_INFORMATION PROVIDED_.
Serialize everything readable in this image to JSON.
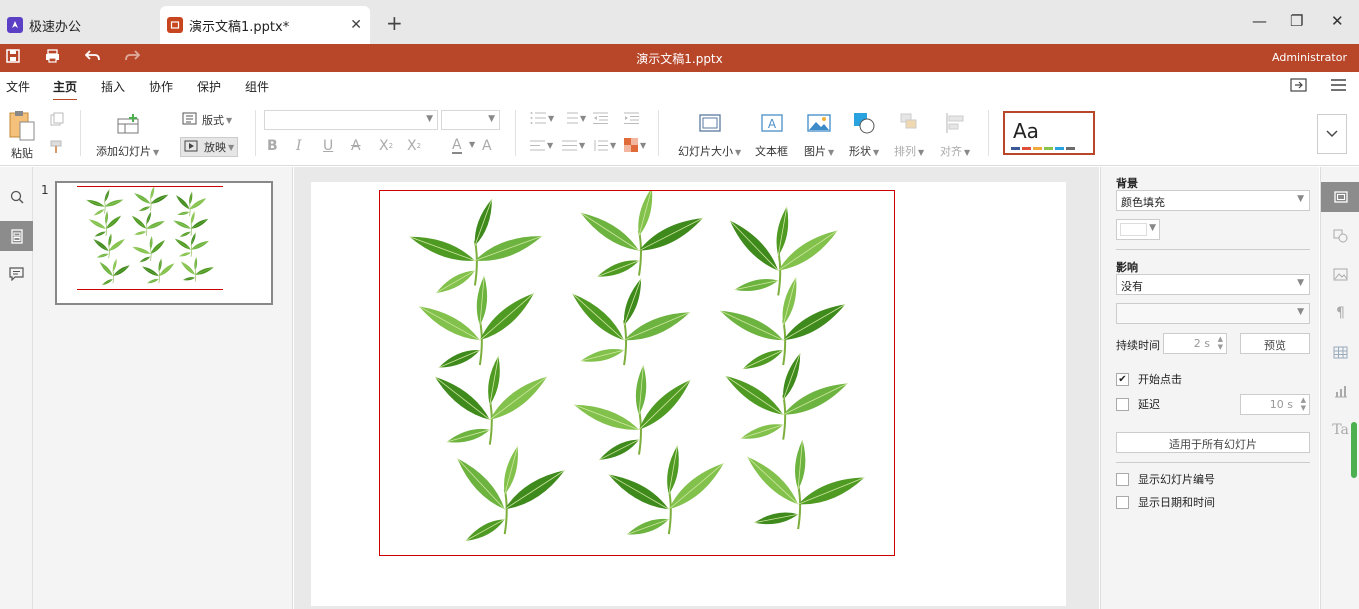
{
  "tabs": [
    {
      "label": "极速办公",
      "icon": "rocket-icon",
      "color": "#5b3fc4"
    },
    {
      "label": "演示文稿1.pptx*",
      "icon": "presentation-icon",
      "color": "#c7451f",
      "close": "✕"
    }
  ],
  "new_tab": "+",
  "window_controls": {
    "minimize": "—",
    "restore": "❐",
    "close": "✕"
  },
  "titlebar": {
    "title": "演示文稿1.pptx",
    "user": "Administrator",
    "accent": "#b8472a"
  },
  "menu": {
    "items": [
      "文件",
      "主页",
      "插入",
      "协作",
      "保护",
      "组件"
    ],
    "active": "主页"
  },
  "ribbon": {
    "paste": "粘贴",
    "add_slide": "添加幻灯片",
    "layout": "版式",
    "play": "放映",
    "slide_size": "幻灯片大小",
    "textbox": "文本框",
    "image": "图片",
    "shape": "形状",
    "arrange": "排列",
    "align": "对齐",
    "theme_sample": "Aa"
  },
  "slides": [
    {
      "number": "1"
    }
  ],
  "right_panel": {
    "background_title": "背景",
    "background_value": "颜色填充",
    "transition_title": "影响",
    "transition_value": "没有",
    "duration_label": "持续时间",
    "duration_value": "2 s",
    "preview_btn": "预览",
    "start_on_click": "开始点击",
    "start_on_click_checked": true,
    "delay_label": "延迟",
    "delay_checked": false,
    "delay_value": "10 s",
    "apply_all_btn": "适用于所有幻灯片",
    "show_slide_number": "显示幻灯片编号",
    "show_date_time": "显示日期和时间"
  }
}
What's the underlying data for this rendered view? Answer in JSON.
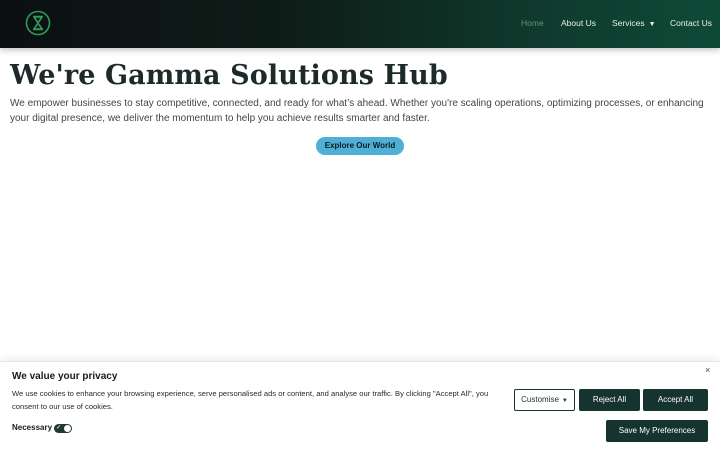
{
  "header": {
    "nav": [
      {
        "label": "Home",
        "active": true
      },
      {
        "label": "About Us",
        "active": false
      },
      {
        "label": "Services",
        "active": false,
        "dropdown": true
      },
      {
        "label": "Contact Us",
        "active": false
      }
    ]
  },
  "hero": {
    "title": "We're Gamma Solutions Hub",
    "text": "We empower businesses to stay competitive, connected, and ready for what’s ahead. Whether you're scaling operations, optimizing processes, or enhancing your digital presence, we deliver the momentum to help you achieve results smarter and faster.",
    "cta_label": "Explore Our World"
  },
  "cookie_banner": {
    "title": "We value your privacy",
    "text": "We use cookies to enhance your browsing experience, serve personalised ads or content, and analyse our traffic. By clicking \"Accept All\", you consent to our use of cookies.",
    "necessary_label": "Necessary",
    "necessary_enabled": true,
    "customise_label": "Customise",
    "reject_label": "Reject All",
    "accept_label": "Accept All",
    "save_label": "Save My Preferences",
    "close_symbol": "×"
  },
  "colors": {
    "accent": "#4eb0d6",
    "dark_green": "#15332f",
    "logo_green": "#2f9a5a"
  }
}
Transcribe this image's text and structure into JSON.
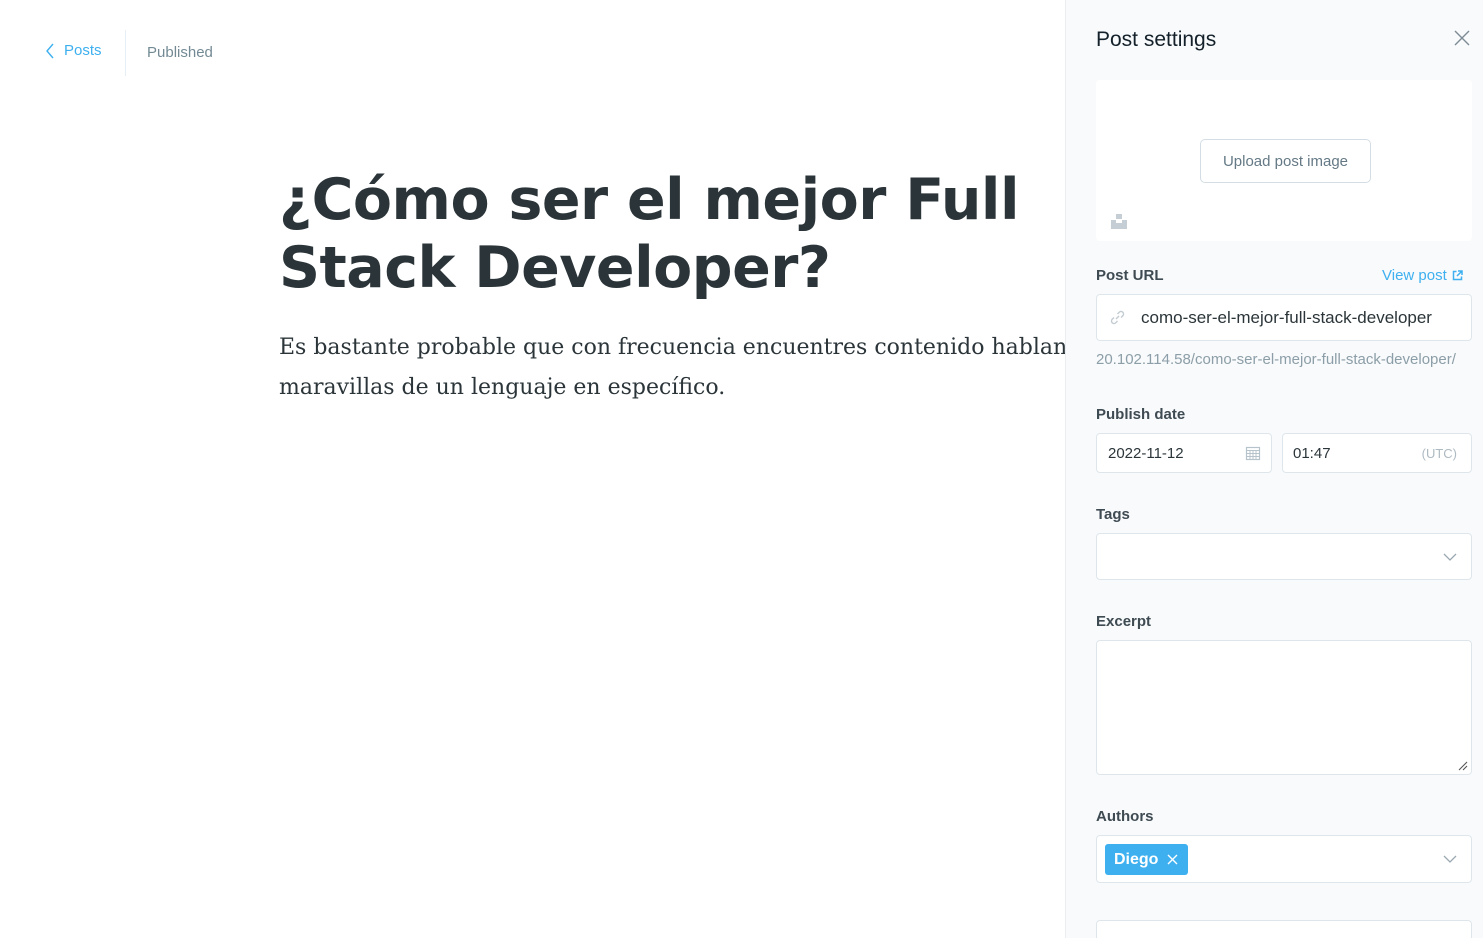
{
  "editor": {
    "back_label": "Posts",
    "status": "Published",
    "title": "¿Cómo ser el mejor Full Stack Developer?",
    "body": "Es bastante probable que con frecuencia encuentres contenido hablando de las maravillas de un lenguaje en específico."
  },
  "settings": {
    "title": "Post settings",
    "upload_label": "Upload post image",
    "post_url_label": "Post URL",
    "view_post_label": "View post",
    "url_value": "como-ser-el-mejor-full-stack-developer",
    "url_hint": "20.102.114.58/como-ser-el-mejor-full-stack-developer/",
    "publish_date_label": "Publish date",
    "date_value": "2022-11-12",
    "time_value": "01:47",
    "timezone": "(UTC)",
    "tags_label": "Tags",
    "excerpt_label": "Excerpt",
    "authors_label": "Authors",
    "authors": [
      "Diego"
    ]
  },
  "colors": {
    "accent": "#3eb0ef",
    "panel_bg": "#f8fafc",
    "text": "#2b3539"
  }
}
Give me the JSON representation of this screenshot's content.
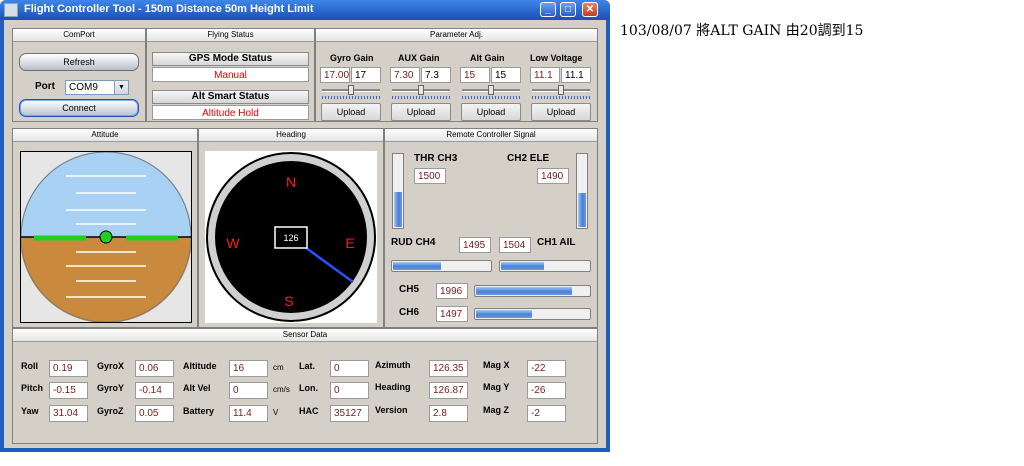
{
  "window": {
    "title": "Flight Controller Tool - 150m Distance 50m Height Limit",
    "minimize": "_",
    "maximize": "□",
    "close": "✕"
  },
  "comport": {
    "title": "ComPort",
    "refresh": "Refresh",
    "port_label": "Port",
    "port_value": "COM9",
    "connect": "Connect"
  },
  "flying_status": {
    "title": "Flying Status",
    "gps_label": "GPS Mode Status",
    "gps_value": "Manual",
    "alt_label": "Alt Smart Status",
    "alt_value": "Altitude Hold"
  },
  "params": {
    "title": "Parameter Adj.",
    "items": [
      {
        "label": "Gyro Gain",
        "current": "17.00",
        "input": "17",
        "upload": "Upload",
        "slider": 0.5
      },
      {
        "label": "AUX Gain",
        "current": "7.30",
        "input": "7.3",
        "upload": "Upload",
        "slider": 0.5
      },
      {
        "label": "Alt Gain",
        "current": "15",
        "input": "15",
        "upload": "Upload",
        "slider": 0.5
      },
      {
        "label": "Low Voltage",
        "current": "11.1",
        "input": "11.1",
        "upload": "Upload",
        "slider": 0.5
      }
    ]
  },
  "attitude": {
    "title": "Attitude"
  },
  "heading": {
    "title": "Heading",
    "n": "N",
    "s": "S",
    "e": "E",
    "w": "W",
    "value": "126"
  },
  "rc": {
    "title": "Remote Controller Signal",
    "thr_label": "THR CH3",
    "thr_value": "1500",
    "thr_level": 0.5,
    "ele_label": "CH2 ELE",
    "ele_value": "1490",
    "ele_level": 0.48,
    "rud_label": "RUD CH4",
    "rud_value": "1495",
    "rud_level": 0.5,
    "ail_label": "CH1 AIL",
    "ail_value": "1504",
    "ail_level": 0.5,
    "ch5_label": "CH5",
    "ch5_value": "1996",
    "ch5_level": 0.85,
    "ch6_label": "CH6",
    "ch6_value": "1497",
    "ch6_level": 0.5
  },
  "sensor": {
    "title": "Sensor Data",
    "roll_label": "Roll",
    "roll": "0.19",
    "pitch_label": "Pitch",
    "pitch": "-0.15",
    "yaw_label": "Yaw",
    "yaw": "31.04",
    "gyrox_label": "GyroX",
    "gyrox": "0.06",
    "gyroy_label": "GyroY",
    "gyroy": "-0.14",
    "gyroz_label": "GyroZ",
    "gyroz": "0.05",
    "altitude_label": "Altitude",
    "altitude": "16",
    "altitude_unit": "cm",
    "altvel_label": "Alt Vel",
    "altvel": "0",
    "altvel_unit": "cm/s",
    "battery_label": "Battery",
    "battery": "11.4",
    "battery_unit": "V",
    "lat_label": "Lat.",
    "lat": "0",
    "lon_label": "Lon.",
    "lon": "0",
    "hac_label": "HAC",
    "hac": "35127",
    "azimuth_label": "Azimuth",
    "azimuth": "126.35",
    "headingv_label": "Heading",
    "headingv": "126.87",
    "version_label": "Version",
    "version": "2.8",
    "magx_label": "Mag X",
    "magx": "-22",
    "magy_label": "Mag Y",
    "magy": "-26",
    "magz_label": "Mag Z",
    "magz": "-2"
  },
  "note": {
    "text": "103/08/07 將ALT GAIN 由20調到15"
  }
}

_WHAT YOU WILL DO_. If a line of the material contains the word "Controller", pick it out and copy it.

_YOUR RESPONSE_.
    "title": "Flight Controller Tool - 150m Distance 50m Height Limit",
    "title": "Remote Controller Signal",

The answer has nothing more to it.